The recent highly-publicized Surfside tragedy has motivated many property managers to contact us with questions about reserve studies for aging infrastructure. Below are answers to the most common questions we receive.
Community leaders, as defined within the Community Associations Institute’s Rights and Responsibilities for Better Communities, “have a responsibility to fulfill their fiduciary duties to the community they serve and to exercise discretion in a manner they reasonably believe to be within the best interests of their community.”
If you love where you live and your condo association is pretty great too, a reserve study can help ensure everything stays that way for you and others who live there after you.
Anyone on a board of an HOA or condominium association knows the tremendous value of a quality reserve study. Equally important is partnering with an experienced and qualified reserve study provider. But what makes a good reserve study provider?
It is estimated that more than 22 percent of the U.S. population resides in community associations. According to Community Associations Institute’s latest statistical review, these residents are represented by roughly 346,000 community associations.
Common-interest developments or community associations are the fastest growing housing sector today. These types of associations exist as condominiums, cooperatives, vacation timeshares, planned unit developments and more.

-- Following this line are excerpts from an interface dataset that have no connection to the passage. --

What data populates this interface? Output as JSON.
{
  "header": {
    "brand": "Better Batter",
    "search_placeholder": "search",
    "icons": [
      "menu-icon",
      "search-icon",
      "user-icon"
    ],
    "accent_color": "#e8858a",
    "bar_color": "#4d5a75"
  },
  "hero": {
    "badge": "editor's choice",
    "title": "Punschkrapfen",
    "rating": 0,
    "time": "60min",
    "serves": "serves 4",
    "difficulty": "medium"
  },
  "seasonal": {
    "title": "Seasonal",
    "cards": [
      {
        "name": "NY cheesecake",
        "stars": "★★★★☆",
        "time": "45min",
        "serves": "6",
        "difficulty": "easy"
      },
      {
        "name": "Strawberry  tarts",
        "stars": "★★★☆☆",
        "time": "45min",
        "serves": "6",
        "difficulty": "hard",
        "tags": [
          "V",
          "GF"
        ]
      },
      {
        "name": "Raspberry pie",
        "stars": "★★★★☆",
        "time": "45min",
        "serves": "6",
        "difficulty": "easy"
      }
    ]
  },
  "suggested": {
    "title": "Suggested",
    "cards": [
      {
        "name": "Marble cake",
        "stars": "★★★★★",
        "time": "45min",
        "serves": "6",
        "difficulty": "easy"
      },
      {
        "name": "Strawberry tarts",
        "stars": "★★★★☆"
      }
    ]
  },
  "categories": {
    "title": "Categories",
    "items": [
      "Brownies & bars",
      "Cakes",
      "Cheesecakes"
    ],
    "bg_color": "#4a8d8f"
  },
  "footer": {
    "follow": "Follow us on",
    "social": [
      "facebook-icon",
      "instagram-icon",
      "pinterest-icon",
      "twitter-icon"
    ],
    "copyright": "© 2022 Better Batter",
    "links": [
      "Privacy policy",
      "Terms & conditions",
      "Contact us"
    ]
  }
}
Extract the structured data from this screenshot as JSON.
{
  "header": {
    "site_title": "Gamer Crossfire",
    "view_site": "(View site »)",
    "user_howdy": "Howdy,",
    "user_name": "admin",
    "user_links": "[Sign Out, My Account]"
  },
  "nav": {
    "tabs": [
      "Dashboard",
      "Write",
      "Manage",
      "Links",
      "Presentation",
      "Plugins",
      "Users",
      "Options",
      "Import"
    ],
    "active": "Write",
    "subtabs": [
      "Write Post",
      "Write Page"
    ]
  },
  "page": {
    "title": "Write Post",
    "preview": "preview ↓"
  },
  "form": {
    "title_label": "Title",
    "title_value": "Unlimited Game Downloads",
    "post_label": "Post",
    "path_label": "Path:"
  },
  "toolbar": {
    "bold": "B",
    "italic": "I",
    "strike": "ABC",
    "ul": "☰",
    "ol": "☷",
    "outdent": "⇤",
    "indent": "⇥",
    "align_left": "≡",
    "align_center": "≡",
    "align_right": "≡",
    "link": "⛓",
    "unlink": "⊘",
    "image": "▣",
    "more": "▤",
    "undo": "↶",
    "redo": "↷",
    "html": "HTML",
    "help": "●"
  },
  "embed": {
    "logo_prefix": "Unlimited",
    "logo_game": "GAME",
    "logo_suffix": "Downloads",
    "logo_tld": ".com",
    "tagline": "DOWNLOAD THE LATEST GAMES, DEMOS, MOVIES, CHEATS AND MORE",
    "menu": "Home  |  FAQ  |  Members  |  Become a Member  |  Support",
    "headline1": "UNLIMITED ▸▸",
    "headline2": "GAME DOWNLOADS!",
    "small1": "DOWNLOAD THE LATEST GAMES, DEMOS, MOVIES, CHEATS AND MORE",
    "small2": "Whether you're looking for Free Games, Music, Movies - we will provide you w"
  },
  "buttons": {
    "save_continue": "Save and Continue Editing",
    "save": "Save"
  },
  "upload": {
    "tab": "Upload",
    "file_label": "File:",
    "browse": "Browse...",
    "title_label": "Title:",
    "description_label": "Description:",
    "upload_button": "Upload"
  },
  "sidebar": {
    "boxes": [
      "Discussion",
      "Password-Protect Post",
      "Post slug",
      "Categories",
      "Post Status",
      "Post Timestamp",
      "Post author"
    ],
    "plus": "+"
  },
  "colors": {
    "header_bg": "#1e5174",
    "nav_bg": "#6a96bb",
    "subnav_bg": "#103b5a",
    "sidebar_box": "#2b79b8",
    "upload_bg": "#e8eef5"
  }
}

According to the Community Associates Institute, as of 2020, over 25% of the entire US population lived in a community association.
We’re often asked “what percent should HOA reserves be funded?” The short answer is that there is no “one size fits all” benchmark for measuring the health of your community association’s reserve funds when it comes to applying the percent funded model.